Title: Somewhere Out There
Author: Amy Hatvany
Publisher: Washington Square Press
Release Date: March 1, 2016
What happens when two sisters who were torn apart when their young mother abandoned them—and grew up in tragically different circumstances—reunite thirty-five years later to find her? For readers who love Jodi Picoult, acclaimed author Amy Hatvany fearlessly explores complex family issues in her gripping, provocative new novel.
Natalie Clark knew never to ask her sensitive adoptive mother questions about her past. She doesn’t even know her birth mother’s name—only that the young woman signed parental rights over to the state when Natalie was a baby. Now Natalie’s own daughter must complete a family tree project for school, and Natalie is determined to unearth the truth about her roots.
Brooke Walker doesn’t have a family. At least, that’s what she tells herself after being separated from her mother and her little sister at age four. Having grown up in a state facility and countless foster homes, Brooke survives the only way she knows how, by relying on herself. So when she discovers she’s pregnant, Brooke faces a heart-wrenching decision: give up her baby or raise the child completely on her own. Scared and confused, she feels lost until a surprise encounter gives her hope for the future.
How do our early experiences—the subtle and the traumatic—define us as adults? How do we build relationships when we’ve been deprived of real connection? Critically acclaimed author Amy Hatvany considers controversial and complicated questions about childhood through the lens of her finely crafted characters in this astute novel about mending wounds by diving into the truth of what first tore us apart.
Jennifer Walker had made so many mistakes even before she was twenty-one.

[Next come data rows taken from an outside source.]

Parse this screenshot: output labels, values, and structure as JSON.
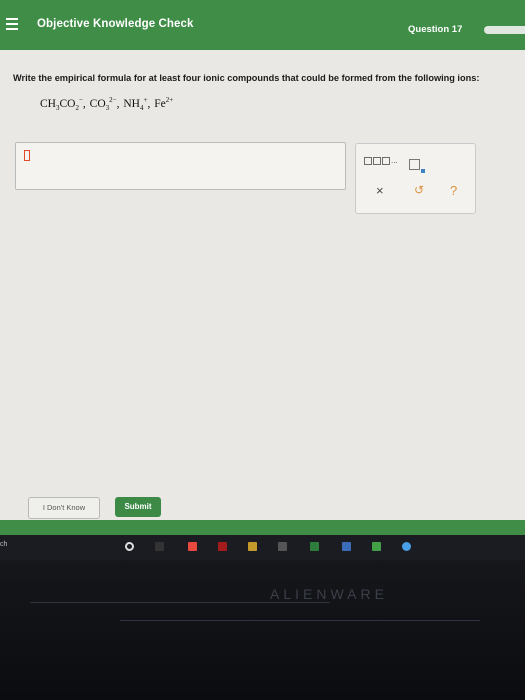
{
  "header": {
    "title": "Objective Knowledge Check",
    "question": "Question 17"
  },
  "prompt": "Write the empirical formula for at least four ionic compounds that could be formed from the following ions:",
  "ions": [
    {
      "base": "CH",
      "sub1": "3",
      "mid": "CO",
      "sub2": "2",
      "sup": "−"
    },
    {
      "base": "CO",
      "sub1": "3",
      "sup": "2−"
    },
    {
      "base": "NH",
      "sub1": "4",
      "sup": "+"
    },
    {
      "base": "Fe",
      "sup": "2+"
    }
  ],
  "toolpanel": {
    "template_suffix": "...",
    "clear": "×",
    "undo": "↺",
    "help": "?"
  },
  "buttons": {
    "dont_know": "I Don't Know",
    "submit": "Submit"
  },
  "taskbar": {
    "search_fragment": "ch"
  },
  "device": {
    "brand": "ALIENWARE"
  },
  "colors": {
    "brand_green": "#3f8d47",
    "cursor_orange": "#e24a2b",
    "help_orange": "#d8923a"
  }
}
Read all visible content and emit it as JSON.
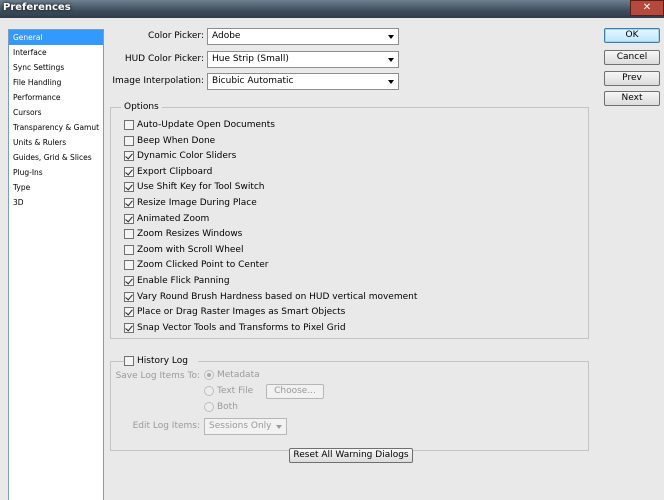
{
  "window": {
    "title": "Preferences",
    "close_glyph": "✕"
  },
  "categories": [
    {
      "label": "General",
      "selected": true
    },
    {
      "label": "Interface"
    },
    {
      "label": "Sync Settings"
    },
    {
      "label": "File Handling"
    },
    {
      "label": "Performance"
    },
    {
      "label": "Cursors"
    },
    {
      "label": "Transparency & Gamut"
    },
    {
      "label": "Units & Rulers"
    },
    {
      "label": "Guides, Grid & Slices"
    },
    {
      "label": "Plug-Ins"
    },
    {
      "label": "Type"
    },
    {
      "label": "3D"
    }
  ],
  "fields": {
    "color_picker": {
      "label": "Color Picker:",
      "value": "Adobe"
    },
    "hud_color_picker": {
      "label": "HUD Color Picker:",
      "value": "Hue Strip (Small)"
    },
    "image_interpolation": {
      "label": "Image Interpolation:",
      "value": "Bicubic Automatic"
    }
  },
  "options": {
    "title": "Options",
    "items": [
      {
        "label": "Auto-Update Open Documents",
        "checked": false
      },
      {
        "label": "Beep When Done",
        "checked": false
      },
      {
        "label": "Dynamic Color Sliders",
        "checked": true
      },
      {
        "label": "Export Clipboard",
        "checked": true
      },
      {
        "label": "Use Shift Key for Tool Switch",
        "checked": true
      },
      {
        "label": "Resize Image During Place",
        "checked": true
      },
      {
        "label": "Animated Zoom",
        "checked": true
      },
      {
        "label": "Zoom Resizes Windows",
        "checked": false
      },
      {
        "label": "Zoom with Scroll Wheel",
        "checked": false
      },
      {
        "label": "Zoom Clicked Point to Center",
        "checked": false
      },
      {
        "label": "Enable Flick Panning",
        "checked": true
      },
      {
        "label": "Vary Round Brush Hardness based on HUD vertical movement",
        "checked": true
      },
      {
        "label": "Place or Drag Raster Images as Smart Objects",
        "checked": true
      },
      {
        "label": "Snap Vector Tools and Transforms to Pixel Grid",
        "checked": true
      }
    ]
  },
  "history_log": {
    "label": "History Log",
    "checked": false,
    "save_to_label": "Save Log Items To:",
    "radios": [
      {
        "label": "Metadata",
        "checked": true
      },
      {
        "label": "Text File",
        "checked": false
      },
      {
        "label": "Both",
        "checked": false
      }
    ],
    "choose_label": "Choose...",
    "edit_items_label": "Edit Log Items:",
    "edit_items_value": "Sessions Only"
  },
  "buttons": {
    "ok": "OK",
    "cancel": "Cancel",
    "prev": "Prev",
    "next": "Next",
    "reset_warnings": "Reset All Warning Dialogs"
  },
  "colors": {
    "selection": "#3399ff",
    "titlebar": "#3d4d5c"
  }
}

She was pregnant by eighteen and her mother wanted nothing to do with her or her child. She did things she regretted and on the night she went to prison, she lost her two baby girls in a blink of an eye.
Natalie and Brooke grew up in different environments. Separated as children, Natalie was adopted while Brooke stayed in the foster care system and the state facility until she was eighteen.
Now both grownup in their late thirties, they'll be reunited.
Natalie Clark is married with two children, she was a lawyer until she decided that's not what she wanted to do in life. Instead, she opened her own catering service for sweets called Just Desserts. She is slowly building a steady clientele. She learned she was adopted when she was ten but she never knew she had an older sister until now. She begins a search for her sister and birth mother.
Brooke Walker learned not to open her heart again. She learned this from her mother after she abandoned them when she was just four years old. For years, she waited for her mother to return, to save her. The one time she let someone in, she was left heartbroken again. Brooke has been a waitress all her life and she has supporting herself the best way she could. Getting pregnant to a married man was not what she was hoping for. Meeting her sister again, even less.
Very moving story. It makes you wonder, how a wrong decision or a few of them can change the course of a life or in this case, lives.
I felt unable to be upset with Jennifer. She was too young, didn't know any better. The mother who should have supported her, kicked her out, the man she fell in love with, wanted nothing to do with her or her nine-month daughter. Her time in prison was so sad and I was happy she found a silver lining at the end.
Natalie had a good life with her adoptive family. She was doing what she wanted to do. She was in love with her husband and she had two cute kids. She knew she was missing something and getting Brooke in her life made her fill that emptiness.
Brooke was the one who had it the worst. She was not as lucky as Natalie. She remembered her mother. She remembered things no kid should. She had no one growing up. She never fell in love and now she was facing a pregnancy in her late thirties with no support until Natalie was there to help her.
A complimentary copy was provided by the publisher in exchange for an honest review.